The race starts on 5th July and is made up of 21 stages over a total distance of 3,664 kilometres. This year it starts in Yorkshire, makes its way to London. They fly to France, continues on taking a minor detour in to Belgium, then on down to the French Alps, on into the Pyranees where it skirts into Spain, down from the mountains to Bergerac where the individual TT is held after all that mountain climbing!!! then they fly up to Paris for the grand finale on the Champs-Élysées on 27th July.

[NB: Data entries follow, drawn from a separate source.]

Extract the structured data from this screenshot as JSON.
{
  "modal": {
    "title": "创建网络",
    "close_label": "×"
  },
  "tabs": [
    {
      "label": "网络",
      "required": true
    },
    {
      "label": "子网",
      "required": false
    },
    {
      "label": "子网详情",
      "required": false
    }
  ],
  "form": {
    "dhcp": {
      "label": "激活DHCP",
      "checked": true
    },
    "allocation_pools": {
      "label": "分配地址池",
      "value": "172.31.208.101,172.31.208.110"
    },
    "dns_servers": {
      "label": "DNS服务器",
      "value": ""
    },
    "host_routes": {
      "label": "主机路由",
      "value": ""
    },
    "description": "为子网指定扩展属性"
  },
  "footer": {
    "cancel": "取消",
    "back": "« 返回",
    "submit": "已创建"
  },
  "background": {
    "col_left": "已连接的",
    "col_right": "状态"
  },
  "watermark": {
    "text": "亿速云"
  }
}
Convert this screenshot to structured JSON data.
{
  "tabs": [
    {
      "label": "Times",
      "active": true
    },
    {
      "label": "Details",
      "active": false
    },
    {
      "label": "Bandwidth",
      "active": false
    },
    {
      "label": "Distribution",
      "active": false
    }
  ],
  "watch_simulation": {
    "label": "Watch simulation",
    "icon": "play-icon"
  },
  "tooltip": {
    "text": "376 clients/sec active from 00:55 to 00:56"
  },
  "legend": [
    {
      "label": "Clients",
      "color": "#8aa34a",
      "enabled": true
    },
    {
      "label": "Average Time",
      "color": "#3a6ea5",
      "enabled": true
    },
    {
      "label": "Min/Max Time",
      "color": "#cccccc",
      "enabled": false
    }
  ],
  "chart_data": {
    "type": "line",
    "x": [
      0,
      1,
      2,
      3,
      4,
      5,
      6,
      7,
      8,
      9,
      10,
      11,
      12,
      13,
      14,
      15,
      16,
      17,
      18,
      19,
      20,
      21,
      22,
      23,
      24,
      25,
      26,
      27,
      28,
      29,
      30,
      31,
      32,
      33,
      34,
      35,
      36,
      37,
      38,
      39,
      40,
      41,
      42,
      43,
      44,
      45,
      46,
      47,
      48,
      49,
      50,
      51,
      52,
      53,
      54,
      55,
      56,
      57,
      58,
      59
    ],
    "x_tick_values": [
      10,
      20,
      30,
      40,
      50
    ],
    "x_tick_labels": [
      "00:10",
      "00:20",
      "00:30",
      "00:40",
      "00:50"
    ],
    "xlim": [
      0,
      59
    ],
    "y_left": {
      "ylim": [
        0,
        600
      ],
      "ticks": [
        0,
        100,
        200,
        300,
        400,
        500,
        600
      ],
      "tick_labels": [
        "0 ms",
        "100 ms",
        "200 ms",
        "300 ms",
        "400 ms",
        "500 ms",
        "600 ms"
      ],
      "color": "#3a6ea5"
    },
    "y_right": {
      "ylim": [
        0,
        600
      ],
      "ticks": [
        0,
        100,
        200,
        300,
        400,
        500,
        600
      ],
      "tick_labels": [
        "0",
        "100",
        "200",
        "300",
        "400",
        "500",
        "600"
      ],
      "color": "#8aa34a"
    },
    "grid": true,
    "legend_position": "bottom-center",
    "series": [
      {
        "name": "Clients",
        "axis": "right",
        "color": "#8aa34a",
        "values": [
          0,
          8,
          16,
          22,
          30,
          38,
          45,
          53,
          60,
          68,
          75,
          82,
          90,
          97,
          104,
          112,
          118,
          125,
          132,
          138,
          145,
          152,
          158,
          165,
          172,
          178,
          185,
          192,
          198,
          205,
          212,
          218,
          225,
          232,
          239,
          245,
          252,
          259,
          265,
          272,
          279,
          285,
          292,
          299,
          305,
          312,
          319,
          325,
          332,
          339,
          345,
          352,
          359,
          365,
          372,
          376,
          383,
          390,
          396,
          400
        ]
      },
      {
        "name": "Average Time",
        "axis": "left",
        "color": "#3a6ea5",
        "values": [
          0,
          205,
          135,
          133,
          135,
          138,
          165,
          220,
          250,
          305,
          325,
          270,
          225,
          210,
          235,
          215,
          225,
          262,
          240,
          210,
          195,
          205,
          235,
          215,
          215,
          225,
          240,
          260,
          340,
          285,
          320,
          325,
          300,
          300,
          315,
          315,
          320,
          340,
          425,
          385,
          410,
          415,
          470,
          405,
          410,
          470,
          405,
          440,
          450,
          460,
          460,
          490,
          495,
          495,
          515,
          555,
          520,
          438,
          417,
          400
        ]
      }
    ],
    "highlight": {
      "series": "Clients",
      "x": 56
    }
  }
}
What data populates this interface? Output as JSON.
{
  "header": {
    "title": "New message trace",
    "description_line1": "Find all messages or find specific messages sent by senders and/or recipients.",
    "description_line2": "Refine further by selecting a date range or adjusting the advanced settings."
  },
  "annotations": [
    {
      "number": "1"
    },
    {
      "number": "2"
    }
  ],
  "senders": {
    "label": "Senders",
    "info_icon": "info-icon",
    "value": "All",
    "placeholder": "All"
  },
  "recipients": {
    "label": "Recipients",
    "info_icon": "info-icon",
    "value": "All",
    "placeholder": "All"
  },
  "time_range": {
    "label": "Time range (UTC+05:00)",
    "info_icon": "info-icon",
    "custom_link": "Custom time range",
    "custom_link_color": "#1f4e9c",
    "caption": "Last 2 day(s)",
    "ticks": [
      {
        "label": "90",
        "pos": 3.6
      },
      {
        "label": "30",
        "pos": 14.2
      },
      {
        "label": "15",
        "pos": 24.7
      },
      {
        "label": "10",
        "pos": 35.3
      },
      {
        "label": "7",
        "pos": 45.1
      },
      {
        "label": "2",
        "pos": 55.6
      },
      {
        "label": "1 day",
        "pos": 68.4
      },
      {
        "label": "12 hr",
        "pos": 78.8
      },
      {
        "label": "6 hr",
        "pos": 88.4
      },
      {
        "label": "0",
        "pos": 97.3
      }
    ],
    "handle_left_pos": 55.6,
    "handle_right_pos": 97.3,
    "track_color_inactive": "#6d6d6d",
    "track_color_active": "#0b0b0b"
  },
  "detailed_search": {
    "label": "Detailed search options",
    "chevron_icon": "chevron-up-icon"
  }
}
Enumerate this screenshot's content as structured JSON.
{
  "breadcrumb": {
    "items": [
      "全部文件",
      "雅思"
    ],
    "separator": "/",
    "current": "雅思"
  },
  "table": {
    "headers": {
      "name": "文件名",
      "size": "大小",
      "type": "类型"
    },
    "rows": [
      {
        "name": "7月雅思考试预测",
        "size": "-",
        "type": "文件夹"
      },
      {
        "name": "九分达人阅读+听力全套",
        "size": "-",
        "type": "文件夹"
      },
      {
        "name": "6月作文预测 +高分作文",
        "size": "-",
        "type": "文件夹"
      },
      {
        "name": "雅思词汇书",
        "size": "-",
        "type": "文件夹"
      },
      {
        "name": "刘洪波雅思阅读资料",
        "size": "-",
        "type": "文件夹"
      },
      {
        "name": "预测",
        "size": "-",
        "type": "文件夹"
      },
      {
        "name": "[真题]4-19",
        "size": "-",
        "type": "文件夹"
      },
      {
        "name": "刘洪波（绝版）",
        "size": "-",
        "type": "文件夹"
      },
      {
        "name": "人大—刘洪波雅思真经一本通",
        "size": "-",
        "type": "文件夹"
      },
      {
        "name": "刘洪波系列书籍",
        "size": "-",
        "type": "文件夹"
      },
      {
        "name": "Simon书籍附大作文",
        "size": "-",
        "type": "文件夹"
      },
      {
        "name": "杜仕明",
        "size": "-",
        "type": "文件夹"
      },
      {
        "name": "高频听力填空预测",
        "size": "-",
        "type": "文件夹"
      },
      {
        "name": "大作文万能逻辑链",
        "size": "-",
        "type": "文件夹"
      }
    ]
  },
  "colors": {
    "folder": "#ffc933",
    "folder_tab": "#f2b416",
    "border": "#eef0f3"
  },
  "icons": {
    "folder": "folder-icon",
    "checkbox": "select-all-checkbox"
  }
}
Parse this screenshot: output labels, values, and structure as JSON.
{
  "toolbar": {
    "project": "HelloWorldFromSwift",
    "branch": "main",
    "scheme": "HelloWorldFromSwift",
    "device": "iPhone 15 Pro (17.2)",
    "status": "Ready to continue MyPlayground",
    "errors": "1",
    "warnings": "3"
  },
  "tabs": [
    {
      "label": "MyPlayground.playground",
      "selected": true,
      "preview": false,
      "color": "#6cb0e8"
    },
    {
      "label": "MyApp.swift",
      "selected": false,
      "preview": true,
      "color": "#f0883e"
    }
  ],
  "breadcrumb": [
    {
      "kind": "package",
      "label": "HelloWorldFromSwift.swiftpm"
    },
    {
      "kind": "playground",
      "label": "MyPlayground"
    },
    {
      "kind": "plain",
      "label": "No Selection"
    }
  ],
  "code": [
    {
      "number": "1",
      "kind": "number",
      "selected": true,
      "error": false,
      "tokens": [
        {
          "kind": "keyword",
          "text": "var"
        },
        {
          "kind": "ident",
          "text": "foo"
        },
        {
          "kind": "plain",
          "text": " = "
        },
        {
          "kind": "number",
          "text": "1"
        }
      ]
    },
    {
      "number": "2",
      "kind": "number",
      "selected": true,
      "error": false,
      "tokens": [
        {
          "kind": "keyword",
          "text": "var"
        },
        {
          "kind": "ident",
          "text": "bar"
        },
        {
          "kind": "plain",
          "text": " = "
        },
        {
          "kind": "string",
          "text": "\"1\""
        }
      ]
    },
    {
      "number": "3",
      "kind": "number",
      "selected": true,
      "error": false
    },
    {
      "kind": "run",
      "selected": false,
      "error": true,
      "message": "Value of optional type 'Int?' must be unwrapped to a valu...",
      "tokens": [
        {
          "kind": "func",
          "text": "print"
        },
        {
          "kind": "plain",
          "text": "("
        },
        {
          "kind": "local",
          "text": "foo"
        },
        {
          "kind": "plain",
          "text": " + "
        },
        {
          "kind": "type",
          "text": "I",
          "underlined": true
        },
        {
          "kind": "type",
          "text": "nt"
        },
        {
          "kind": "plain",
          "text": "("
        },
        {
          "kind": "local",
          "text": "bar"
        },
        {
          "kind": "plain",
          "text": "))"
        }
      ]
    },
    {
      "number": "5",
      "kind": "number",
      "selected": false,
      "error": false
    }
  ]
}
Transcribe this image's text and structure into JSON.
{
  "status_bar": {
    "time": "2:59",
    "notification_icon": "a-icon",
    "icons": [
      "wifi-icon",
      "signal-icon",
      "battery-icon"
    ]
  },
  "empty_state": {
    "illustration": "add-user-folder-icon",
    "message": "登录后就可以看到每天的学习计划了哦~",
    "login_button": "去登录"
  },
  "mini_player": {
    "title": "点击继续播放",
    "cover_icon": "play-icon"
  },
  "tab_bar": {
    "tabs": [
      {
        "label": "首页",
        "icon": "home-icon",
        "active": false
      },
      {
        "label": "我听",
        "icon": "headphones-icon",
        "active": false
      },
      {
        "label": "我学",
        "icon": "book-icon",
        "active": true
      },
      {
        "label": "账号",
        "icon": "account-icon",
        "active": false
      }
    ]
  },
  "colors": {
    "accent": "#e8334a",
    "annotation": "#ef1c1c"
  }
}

Bells & whistles!
The races comprises 9 flat stages, 5 hill stages (I think Jebel Hafeet would be considered ‘a hill’ in the Tour), 6 mountain stages with 5 altitude finishes – up to 2360m, there’s 3 days of climbing through the Alps (stage 10, 13 & 14) and 3 days in the Pyrenees (stage 16, 17 & 18).
There’s 1 individual time trial stage (stage 20) is a 54km TT on what I suspect would be tired legs after all those mountain climbs in the preceding days, however Stage 19 is c.200km of relative flatness.
There are 2 well deserved rest days over the course of the race – they ride for 10 days, then have a day off, then ride another 5 days, day off, and complete the remaining 6 stages.
Phil Liggett and his offsider Paul Sherwin are the voices of cycling, in particular Liggett who is famed for his Tour de France commentary, with colourful expressions about riders or racing conditions with often literary overtones, providing a tourists guide to France along the way.